[Task requirements]:
All lines below containing "participants" are to be listed.

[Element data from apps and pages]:
+ + +

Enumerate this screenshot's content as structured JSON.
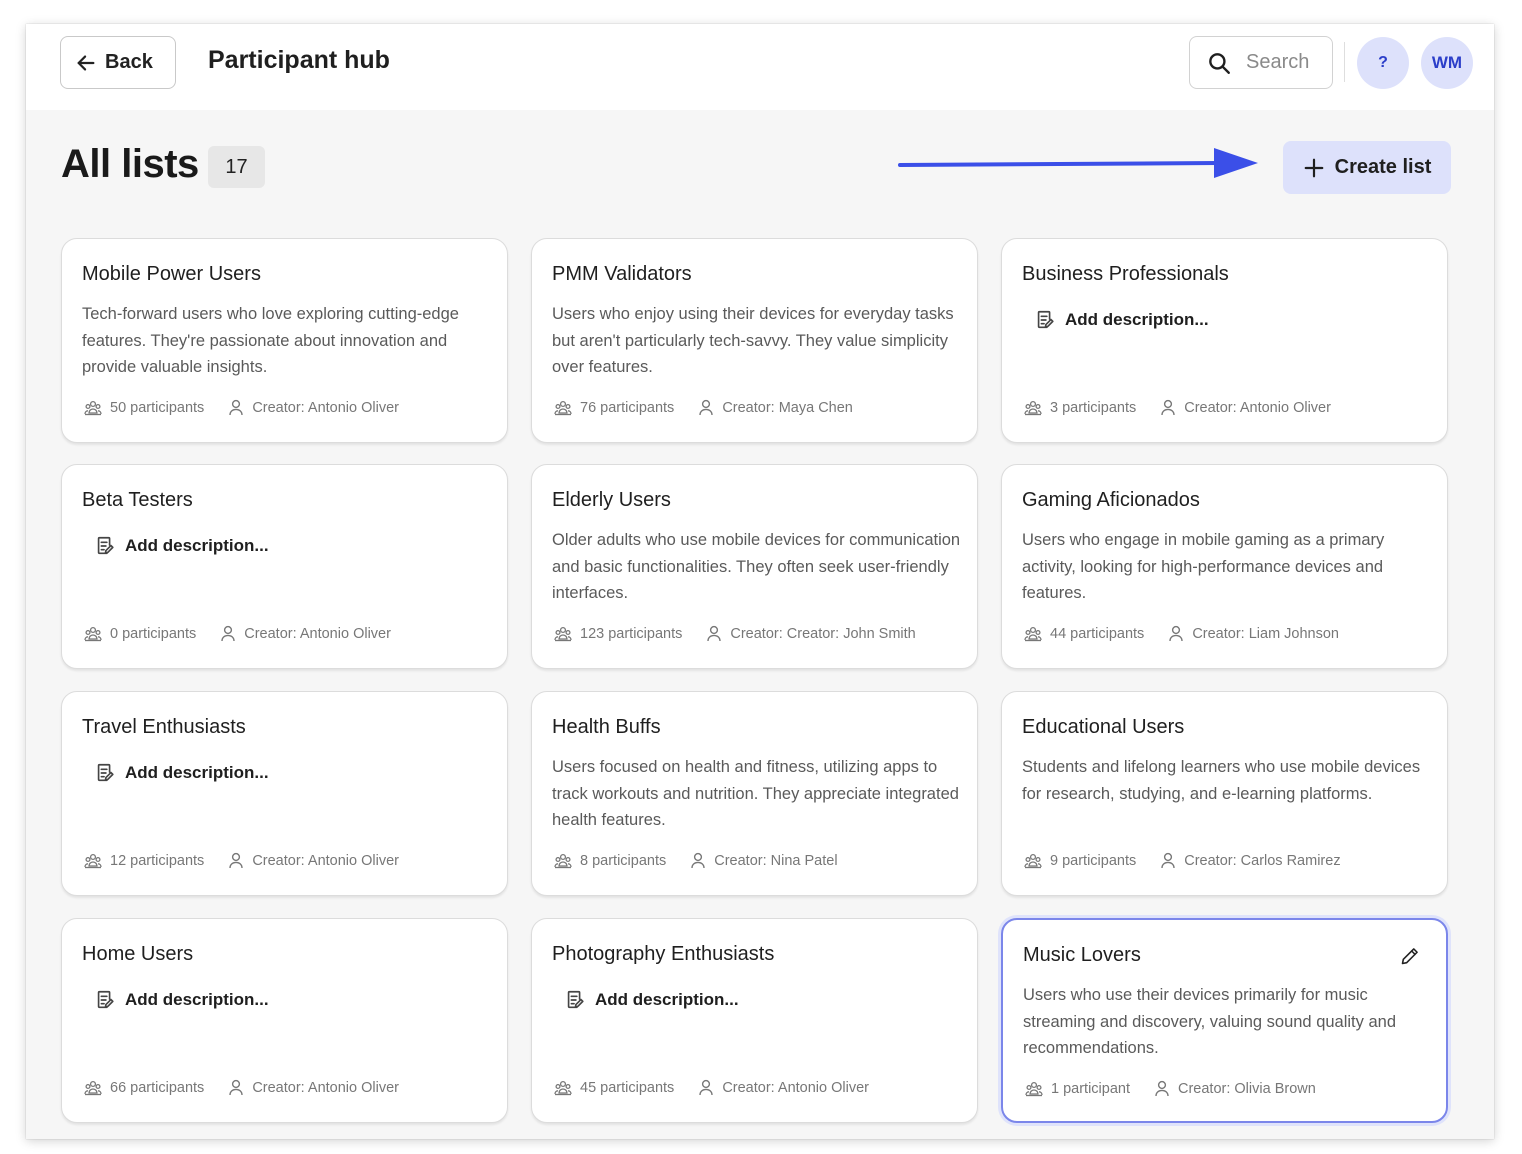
{
  "header": {
    "back_label": "Back",
    "title": "Participant hub",
    "search_placeholder": "Search",
    "help_label": "?",
    "avatar_initials": "WM"
  },
  "main": {
    "heading": "All lists",
    "count": "17",
    "create_label": "Create list",
    "add_description_label": "Add description..."
  },
  "colors": {
    "accent": "#3b4fe8",
    "accent_soft": "#dde1fb",
    "selected_border": "#7b86ea"
  },
  "cards": [
    {
      "title": "Mobile Power Users",
      "description": "Tech-forward users who love exploring cutting-edge features. They're passionate about innovation and provide valuable insights.",
      "participants": "50 participants",
      "creator": "Creator: Antonio Oliver"
    },
    {
      "title": "PMM Validators",
      "description": "Users who enjoy using their devices for everyday tasks but aren't particularly tech-savvy. They value simplicity over features.",
      "participants": "76 participants",
      "creator": "Creator: Maya Chen"
    },
    {
      "title": "Business Professionals",
      "description": "",
      "participants": "3 participants",
      "creator": "Creator: Antonio Oliver"
    },
    {
      "title": "Beta Testers",
      "description": "",
      "participants": "0 participants",
      "creator": "Creator: Antonio Oliver"
    },
    {
      "title": "Elderly Users",
      "description": "Older adults who use mobile devices for communication and basic functionalities. They often seek user-friendly interfaces.",
      "participants": "123 participants",
      "creator": "Creator: Creator: John Smith"
    },
    {
      "title": "Gaming Aficionados",
      "description": "Users who engage in mobile gaming as a primary activity, looking for high-performance devices and features.",
      "participants": "44 participants",
      "creator": "Creator: Liam Johnson"
    },
    {
      "title": "Travel Enthusiasts",
      "description": "",
      "participants": "12 participants",
      "creator": "Creator: Antonio Oliver"
    },
    {
      "title": "Health Buffs",
      "description": "Users focused on health and fitness, utilizing apps to track workouts and nutrition. They appreciate integrated health features.",
      "participants": "8 participants",
      "creator": "Creator: Nina Patel"
    },
    {
      "title": "Educational Users",
      "description": "Students and lifelong learners who use mobile devices for research, studying, and e-learning platforms.",
      "participants": "9 participants",
      "creator": "Creator: Carlos Ramirez"
    },
    {
      "title": "Home Users",
      "description": "",
      "participants": "66 participants",
      "creator": "Creator: Antonio Oliver"
    },
    {
      "title": "Photography Enthusiasts",
      "description": "",
      "participants": "45 participants",
      "creator": "Creator: Antonio Oliver"
    },
    {
      "title": "Music Lovers",
      "description": "Users who use their devices primarily for music streaming and discovery, valuing sound quality and recommendations.",
      "participants": "1 participant",
      "creator": "Creator: Olivia Brown",
      "selected": true
    }
  ]
}
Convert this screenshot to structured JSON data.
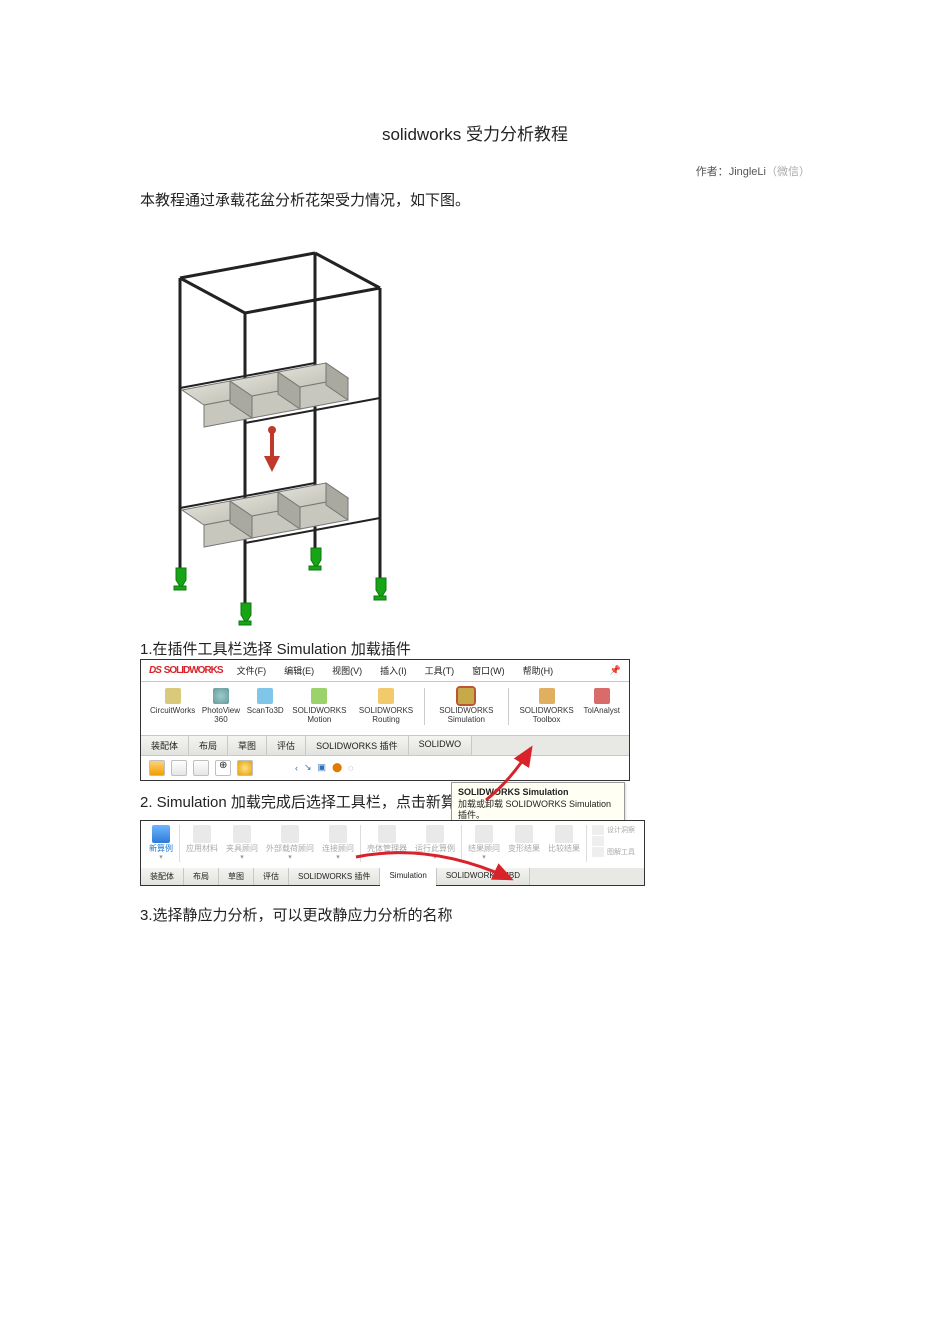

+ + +

[Task result]:
      "participants": "50 participants",
      "participants": "76 participants",
      "participants": "3 participants",
      "participants": "0 participants",
      "participants": "123 participants",
      "participants": "44 participants",
      "participants": "12 participants",
      "participants": "8 participants",
      "participants": "9 participants",
      "participants": "66 participants",
      "participants": "45 participants",
      "participants": "1 participant",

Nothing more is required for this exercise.